** Opening MATERIAL PROVIDED block **

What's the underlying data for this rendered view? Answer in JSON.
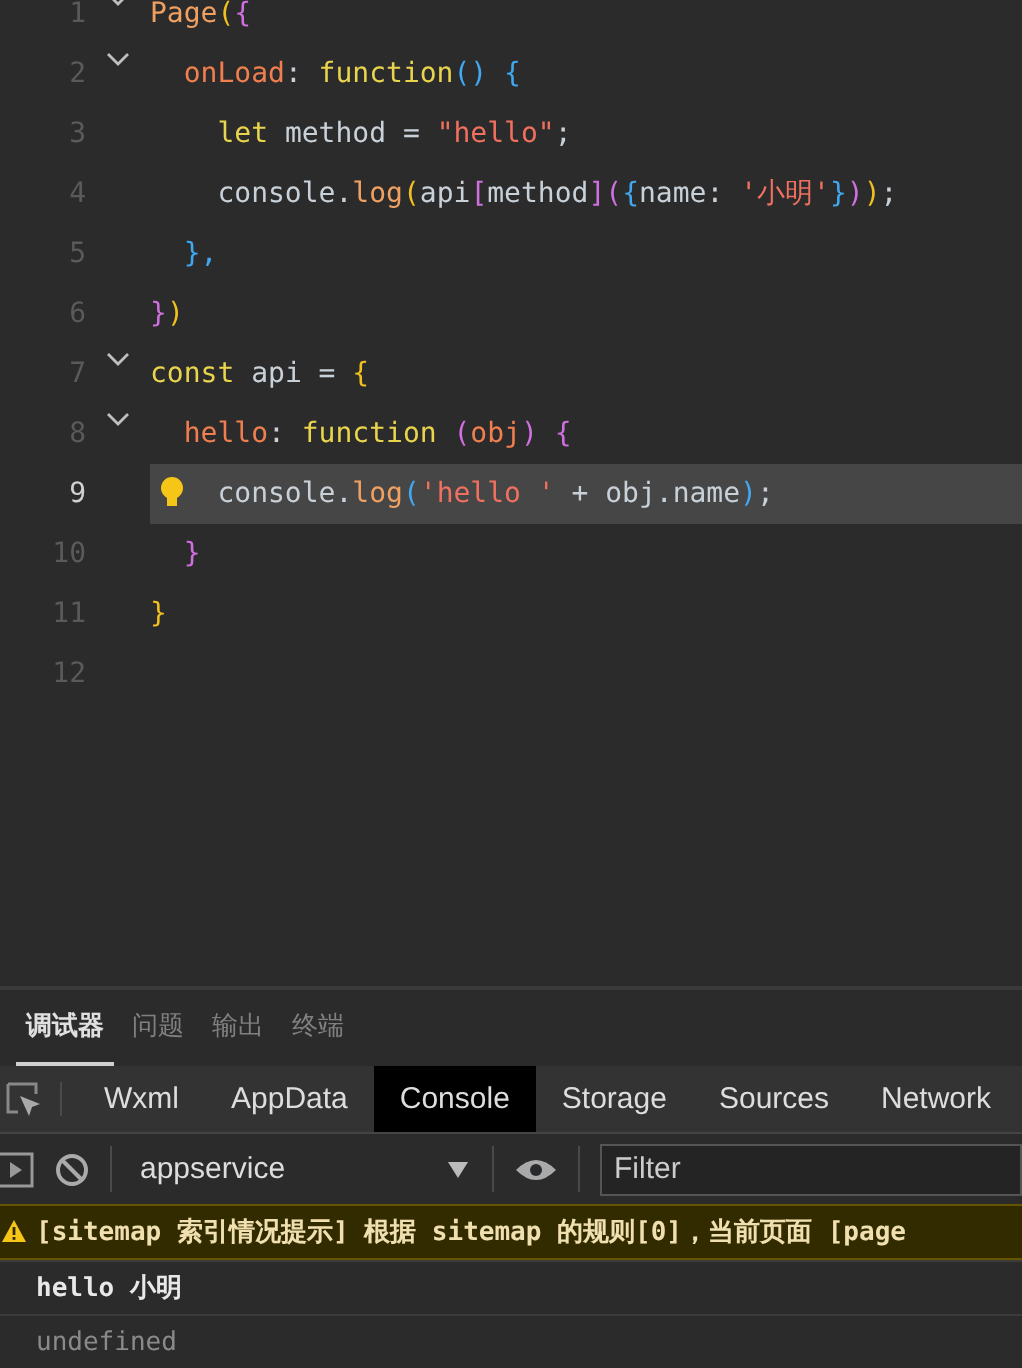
{
  "editor": {
    "lines": [
      {
        "number": "1",
        "fold": true,
        "current": false,
        "tokens": [
          {
            "t": "Page",
            "color": "#f0a060"
          },
          {
            "t": "(",
            "color": "#f0c020"
          },
          {
            "t": "{",
            "color": "#d070e0"
          }
        ]
      },
      {
        "number": "2",
        "fold": true,
        "current": false,
        "tokens": [
          {
            "t": "  onLoad",
            "color": "#f07f50"
          },
          {
            "t": ": ",
            "color": "#c8d0d8"
          },
          {
            "t": "function",
            "color": "#e8d44d"
          },
          {
            "t": "() {",
            "color": "#40a8f0"
          }
        ]
      },
      {
        "number": "3",
        "fold": false,
        "current": false,
        "tokens": [
          {
            "t": "    let",
            "color": "#e8d44d"
          },
          {
            "t": " method = ",
            "color": "#c8d0d8"
          },
          {
            "t": "\"hello\"",
            "color": "#f07060"
          },
          {
            "t": ";",
            "color": "#c8d0d8"
          }
        ]
      },
      {
        "number": "4",
        "fold": false,
        "current": false,
        "tokens": [
          {
            "t": "    console.",
            "color": "#c8d0d8"
          },
          {
            "t": "log",
            "color": "#f0a060"
          },
          {
            "t": "(",
            "color": "#f0c020"
          },
          {
            "t": "api",
            "color": "#c8d0d8"
          },
          {
            "t": "[",
            "color": "#d070e0"
          },
          {
            "t": "method",
            "color": "#c8d0d8"
          },
          {
            "t": "](",
            "color": "#d070e0"
          },
          {
            "t": "{",
            "color": "#40a8f0"
          },
          {
            "t": "name: ",
            "color": "#c8d0d8"
          },
          {
            "t": "'小明'",
            "color": "#f07060"
          },
          {
            "t": "}",
            "color": "#40a8f0"
          },
          {
            "t": ")",
            "color": "#d070e0"
          },
          {
            "t": ")",
            "color": "#f0c020"
          },
          {
            "t": ";",
            "color": "#c8d0d8"
          }
        ]
      },
      {
        "number": "5",
        "fold": false,
        "current": false,
        "tokens": [
          {
            "t": "  },",
            "color": "#40a8f0"
          }
        ]
      },
      {
        "number": "6",
        "fold": false,
        "current": false,
        "tokens": [
          {
            "t": "}",
            "color": "#d070e0"
          },
          {
            "t": ")",
            "color": "#f0c020"
          }
        ]
      },
      {
        "number": "7",
        "fold": true,
        "current": false,
        "tokens": [
          {
            "t": "const",
            "color": "#e8d44d"
          },
          {
            "t": " api = ",
            "color": "#c8d0d8"
          },
          {
            "t": "{",
            "color": "#f0c020"
          }
        ]
      },
      {
        "number": "8",
        "fold": true,
        "current": false,
        "tokens": [
          {
            "t": "  hello",
            "color": "#f07f50"
          },
          {
            "t": ": ",
            "color": "#c8d0d8"
          },
          {
            "t": "function ",
            "color": "#e8d44d"
          },
          {
            "t": "(",
            "color": "#d070e0"
          },
          {
            "t": "obj",
            "color": "#f07f50"
          },
          {
            "t": ") {",
            "color": "#d070e0"
          }
        ]
      },
      {
        "number": "9",
        "fold": false,
        "current": true,
        "tokens": [
          {
            "t": "    console.",
            "color": "#c8d0d8"
          },
          {
            "t": "log",
            "color": "#f0a060"
          },
          {
            "t": "(",
            "color": "#40a8f0"
          },
          {
            "t": "'hello '",
            "color": "#f07060"
          },
          {
            "t": " + obj.name",
            "color": "#c8d0d8"
          },
          {
            "t": ")",
            "color": "#40a8f0"
          },
          {
            "t": ";",
            "color": "#c8d0d8"
          }
        ]
      },
      {
        "number": "10",
        "fold": false,
        "current": false,
        "tokens": [
          {
            "t": "  }",
            "color": "#d070e0"
          }
        ]
      },
      {
        "number": "11",
        "fold": false,
        "current": false,
        "tokens": [
          {
            "t": "}",
            "color": "#f0c020"
          }
        ]
      },
      {
        "number": "12",
        "fold": false,
        "current": false
      }
    ]
  },
  "panel_tabs": [
    {
      "label": "调试器",
      "selected": true
    },
    {
      "label": "问题",
      "selected": false
    },
    {
      "label": "输出",
      "selected": false
    },
    {
      "label": "终端",
      "selected": false
    }
  ],
  "devtools_tabs": [
    {
      "label": "Wxml",
      "selected": false
    },
    {
      "label": "AppData",
      "selected": false
    },
    {
      "label": "Console",
      "selected": true
    },
    {
      "label": "Storage",
      "selected": false
    },
    {
      "label": "Sources",
      "selected": false
    },
    {
      "label": "Network",
      "selected": false
    }
  ],
  "toolbar": {
    "context": "appservice",
    "filter": {
      "placeholder": "Filter"
    }
  },
  "console": [
    {
      "kind": "warning",
      "text": "[sitemap 索引情况提示] 根据 sitemap 的规则[0]，当前页面 [page"
    },
    {
      "kind": "log",
      "text": "hello 小明"
    },
    {
      "kind": "result",
      "text": "undefined"
    }
  ]
}
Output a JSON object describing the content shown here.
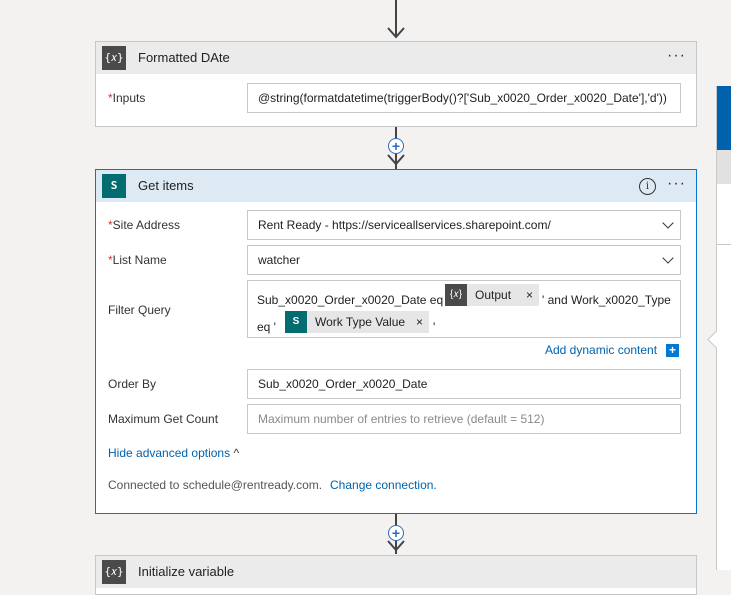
{
  "formatted_card": {
    "icon": "{𝑥}",
    "title": "Formatted DAte",
    "more": "···",
    "inputs_label": "Inputs",
    "required_mark": "*",
    "inputs_value": "@string(formatdatetime(triggerBody()?['Sub_x0020_Order_x0020_Date'],'d'))"
  },
  "get_items_card": {
    "icon": "S",
    "title": "Get items",
    "info": "i",
    "more": "···",
    "site_address_label": "Site Address",
    "site_address_value": "Rent Ready - https://serviceallservices.sharepoint.com/",
    "list_name_label": "List Name",
    "list_name_value": "watcher",
    "filter_query_label": "Filter Query",
    "filter": {
      "part1": "Sub_x0020_Order_x0020_Date eq '",
      "token1_icon": "{𝑥}",
      "token1_label": "Output",
      "part2": "' and Work_x0020_Type",
      "part3": "eq '",
      "token2_icon": "S",
      "token2_label": "Work Type Value",
      "part4": "'",
      "remove": "×"
    },
    "add_dynamic": "Add dynamic content",
    "add_dynamic_plus": "+",
    "order_by_label": "Order By",
    "order_by_value": "Sub_x0020_Order_x0020_Date",
    "max_count_label": "Maximum Get Count",
    "max_count_placeholder": "Maximum number of entries to retrieve (default = 512)",
    "hide_advanced": "Hide advanced options",
    "hide_advanced_caret": "^",
    "connected_to": "Connected to schedule@rentready.com.",
    "change_connection": "Change connection."
  },
  "next_card": {
    "icon": "{𝑥}",
    "title": "Initialize variable"
  },
  "insert_step": "+",
  "colors": {
    "accent": "#0078d4",
    "sharepoint": "#036c70",
    "link": "#0062ad",
    "required": "#d13438"
  }
}
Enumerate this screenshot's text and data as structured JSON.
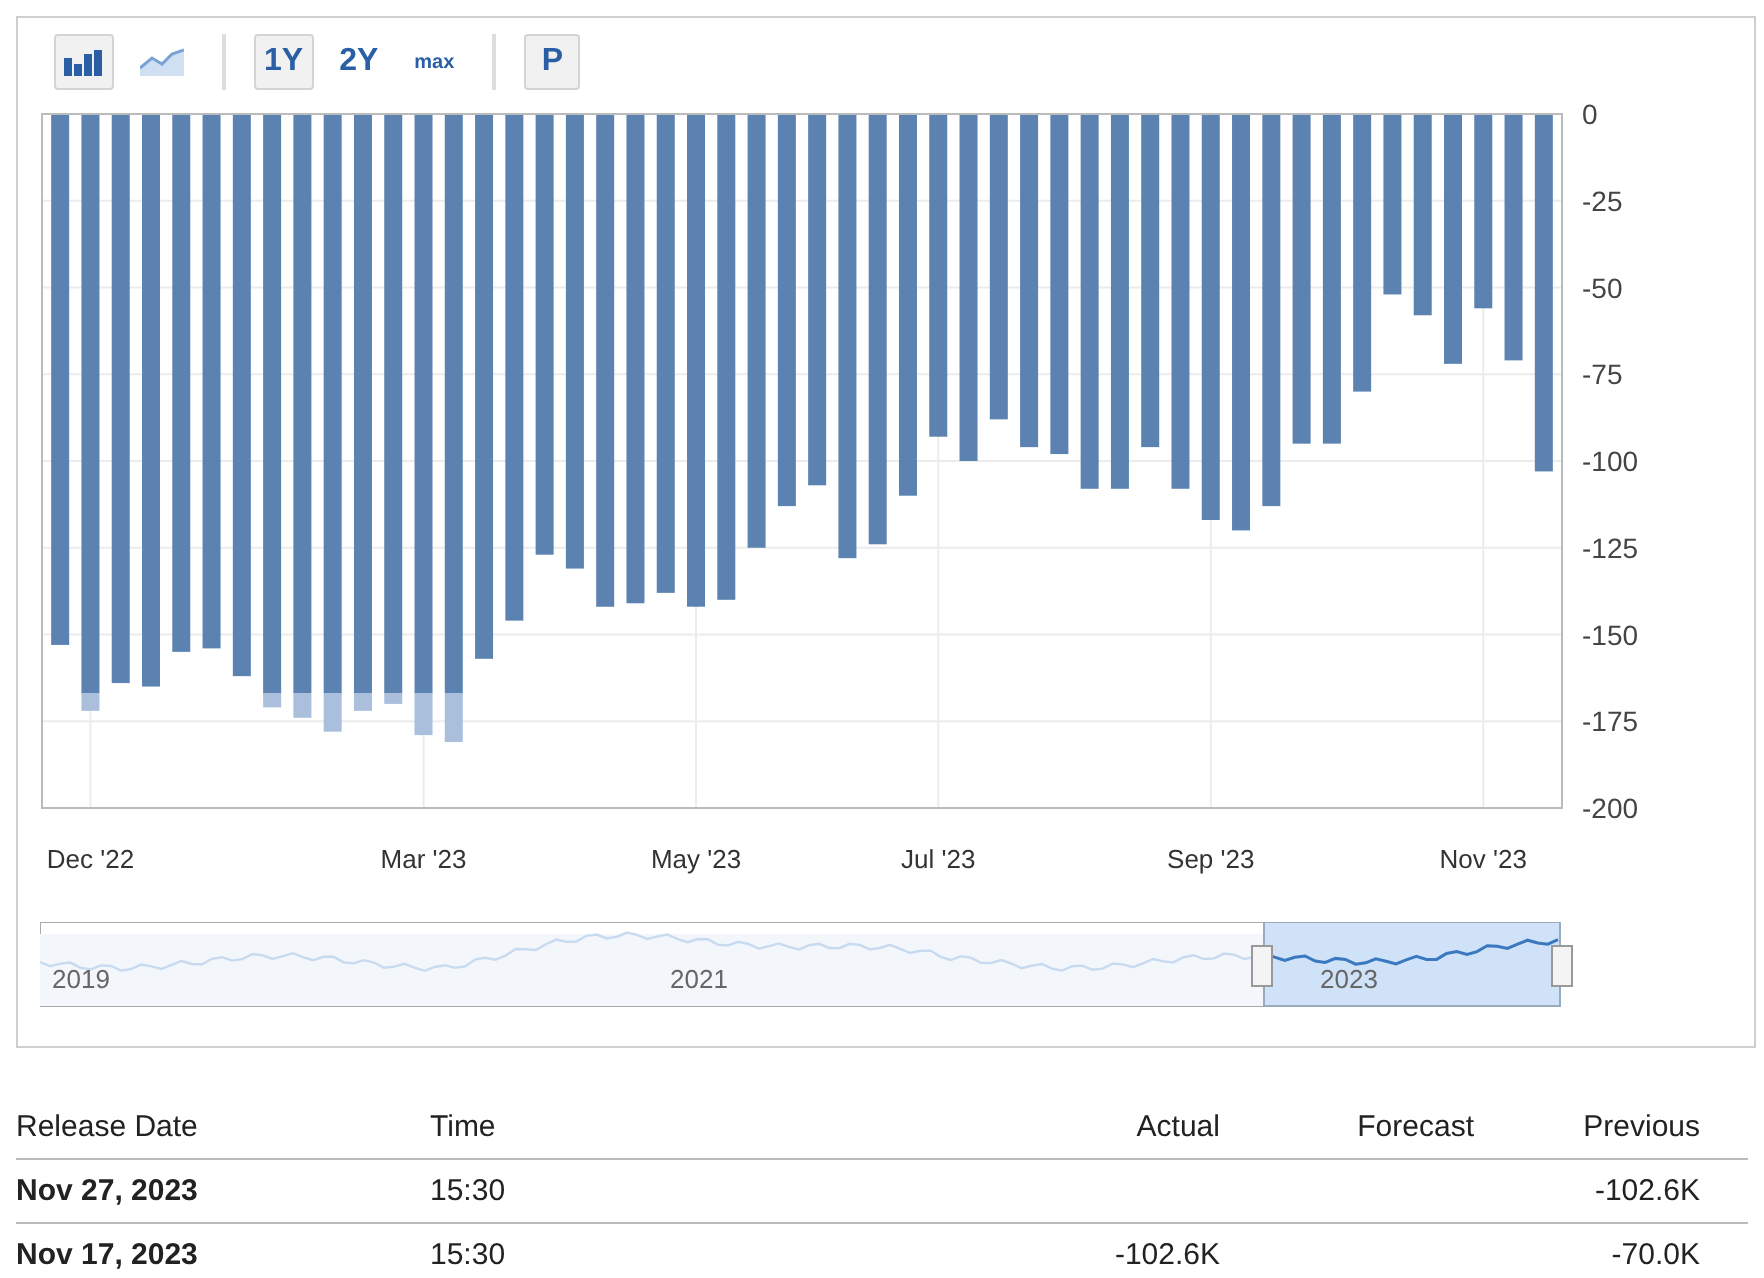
{
  "toolbar": {
    "chart_types": [
      {
        "kind": "bar",
        "selected": true
      },
      {
        "kind": "line",
        "selected": false
      }
    ],
    "ranges": [
      {
        "label": "1Y",
        "selected": true
      },
      {
        "label": "2Y",
        "selected": false
      },
      {
        "label": "max",
        "selected": false
      }
    ],
    "extra": {
      "label": "P",
      "selected": true
    }
  },
  "chart": {
    "chart_data": {
      "type": "bar",
      "categories": [
        null,
        "Dec '22",
        null,
        null,
        null,
        null,
        null,
        null,
        null,
        null,
        null,
        null,
        "Mar '23",
        null,
        null,
        null,
        null,
        null,
        null,
        null,
        null,
        "May '23",
        null,
        null,
        null,
        null,
        null,
        null,
        null,
        "Jul '23",
        null,
        null,
        null,
        null,
        null,
        null,
        null,
        null,
        "Sep '23",
        null,
        null,
        null,
        null,
        null,
        null,
        null,
        null,
        "Nov '23",
        null,
        null
      ],
      "series": [
        {
          "color": "#5b82b0",
          "values": [
            -153,
            -167,
            -164,
            -165,
            -155,
            -154,
            -162,
            -167,
            -167,
            -167,
            -167,
            -167,
            -167,
            -167,
            -157,
            -146,
            -127,
            -131,
            -142,
            -141,
            -138,
            -142,
            -140,
            -125,
            -113,
            -107,
            -128,
            -124,
            -110,
            -93,
            -100,
            -88,
            -96,
            -98,
            -108,
            -108,
            -96,
            -108,
            -117,
            -120,
            -113,
            -95,
            -95,
            -80,
            -52,
            -58,
            -72,
            -56,
            -71,
            -103
          ]
        },
        {
          "color": "#a9bfdc",
          "values": [
            null,
            -5,
            null,
            null,
            null,
            null,
            null,
            -4,
            -7,
            -11,
            -5,
            -3,
            -12,
            -14,
            null,
            null,
            null,
            null,
            null,
            null,
            null,
            null,
            null,
            null,
            null,
            null,
            null,
            null,
            null,
            null,
            null,
            null,
            null,
            null,
            null,
            null,
            null,
            null,
            null,
            null,
            null,
            null,
            null,
            null,
            null,
            null,
            null,
            null,
            null,
            null
          ]
        }
      ],
      "ylim": [
        -200,
        0
      ],
      "grid": true,
      "stacked": true,
      "yticks": [
        0,
        -25,
        -50,
        -75,
        -100,
        -125,
        -150,
        -175,
        -200
      ]
    }
  },
  "navigator": {
    "labels": [
      "2019",
      "2021",
      "2023"
    ]
  },
  "table": {
    "columns": [
      "Release Date",
      "Time",
      "Actual",
      "Forecast",
      "Previous"
    ],
    "rows": [
      [
        "Nov 27, 2023",
        "15:30",
        "",
        "",
        "-102.6K"
      ],
      [
        "Nov 17, 2023",
        "15:30",
        "-102.6K",
        "",
        "-70.0K"
      ]
    ]
  }
}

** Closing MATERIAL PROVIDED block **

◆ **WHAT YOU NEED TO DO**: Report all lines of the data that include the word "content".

◆ **OUTPUT FOR THIS EXERCISE**:
Output a JSON object describing the content shown here.
    "add_dynamic": "Add dynamic content",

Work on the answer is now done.